Taiwan lets chip firms invest in China: report

Jan 25, 2010
Technicians work in a semi-conductor manufacturing plant cleanroom. Taiwan will allow its chip makers to invest in their counterparts in China in response to growing calls from the island's business community for closer high-tech ties, local media have said.

Taiwan will allow its chip makers to invest in their counterparts in China in response to growing calls from the island's business community for closer high-tech ties, local media said Monday.

The Taipei-based Commercial Times carried the report one day before Taiwan delegates were scheduled to meet with officials in Beijing for a first round of talks on a planned trade agreement.

The paper did not provide details on the size of stakes local chip makers will be allowed to acquire in Chinese companies, or when the new measure will take effect.

The economics ministry was not available for comment when contacted by AFP Monday.

Calls for easing controls on investment in the mainland have been mounting among Taiwan's high-tech businesses, who point out their competitors from South Korea and Japan have been stepping up activity there.

While easing part of the controls, the economics ministry wants to keep a ban on state-of-the-art 12-inch (300-millimetre) wafer plant investments in the mainland, saying there is no urgency in the near future.

Wafers, slices of material, get more sophisticated with size.

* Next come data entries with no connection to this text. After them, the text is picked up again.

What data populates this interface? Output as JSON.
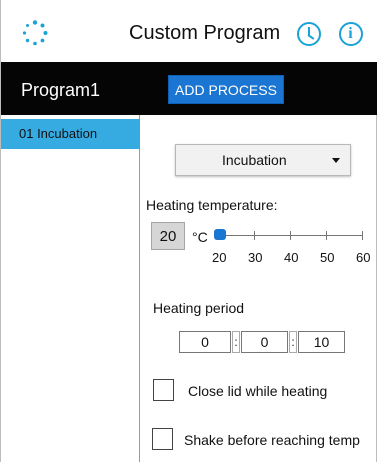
{
  "header": {
    "title": "Custom Program",
    "logo_icon": "loading-dots-icon",
    "clock_icon": "clock-icon",
    "info_icon": "info-icon"
  },
  "bar": {
    "program_name": "Program1",
    "add_process_label": "ADD PROCESS"
  },
  "left_panel": {
    "items": [
      {
        "label": "01  Incubation",
        "selected": true
      }
    ]
  },
  "process": {
    "selected": "Incubation",
    "heating_temperature_label": "Heating temperature:",
    "temperature_value": "20",
    "unit": "°C",
    "slider": {
      "min": 20,
      "max": 60,
      "value": 20,
      "ticks": [
        "20",
        "30",
        "40",
        "50",
        "60"
      ]
    },
    "heating_period_label": "Heating period",
    "period": {
      "hours": "0",
      "minutes": "0",
      "seconds": "10",
      "separator": ":"
    },
    "close_lid_label": "Close lid while heating",
    "close_lid_checked": false,
    "shake_label": "Shake before reaching temp",
    "shake_checked": false
  },
  "colors": {
    "accent": "#19a3d6",
    "button": "#1b75d2",
    "selected_row": "#35abe1",
    "bar": "#050505"
  }
}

Currently, Taiwan companies are allowed only to build eight-inch wafer plants in .

Co has established a plant in Shanghai, while ProMOS Technologies Inc is running another in the southwest Chinese city of Chongqing.

Explore further: Quick-change materials break the silicon speed limit for computers

add to favorites email to friend print save as pdf

Related Stories

Taiwan invited to light up Chinese cities

Jun 11, 2009

(AP) -- Chinese officials have invited Taiwanese companies to supply selected mainland cities with ultra-bright, energy-saving LED lights, the latest in a series of big business deals between the rivals.

Taiwan's TMC to team up with Elpida of Japan

Apr 01, 2009

Taiwan Memory Company (TMC), a new government-backed firm set up to consolidate the island's memory-chip industry, said Wednesday it will form a partnership with Japan's Elpida Memory Inc.

Taiwan, China may develop electric cars together

Nov 16, 2009

Taiwan and China are looking into developing electric cars together and will hold a conference here next week to seek areas where they can cooperate, a Taipei official said Monday.

Recommended for you

Fracking's environmental impacts scrutinised

31 minutes ago

(Phys.org) —Greenhouse gas emissions from the production and use of shale gas would be comparable to conventional natural gas, but the controversial energy source actually faired better than renewables on some environmental ...

Samsung may launch first Tizen phone in India

2 hours ago

Samsung Electronics Co., which faces a slowdown in emerging market smartphone sales, will release its long-delayed Tizen-powered handset in India before the end of this year, a report said Monday.

Microsoft delays launch of Xbox in China

3 hours ago

Microsoft, which was due to launch the Xbox One in China on Tuesday, has said it will put back the "historic" event to later this year, slowing what was billed as the first game console to enter the market ...

User comments : 1

Adjust slider to filter visible comments by rank

Display comments: newest first

Buyck
not rated yet Jan 25, 2010
This is a major step forward for China again! We must look to Asia as a whole with close eyes the coming years. They are taking the lead now from others big companies like Intel and AMD and so on...In Taiwan Macronix, TSMC and UMC join forces to reach 15nm (see link). And China will come out with a supercomputer with 1 Petaflop performance by the and of this year based on the Chinese Godson-cpu. With other words Europe and VS are now no longer leaders in developing state-of-the-art technology.

http://www.nordic...432.html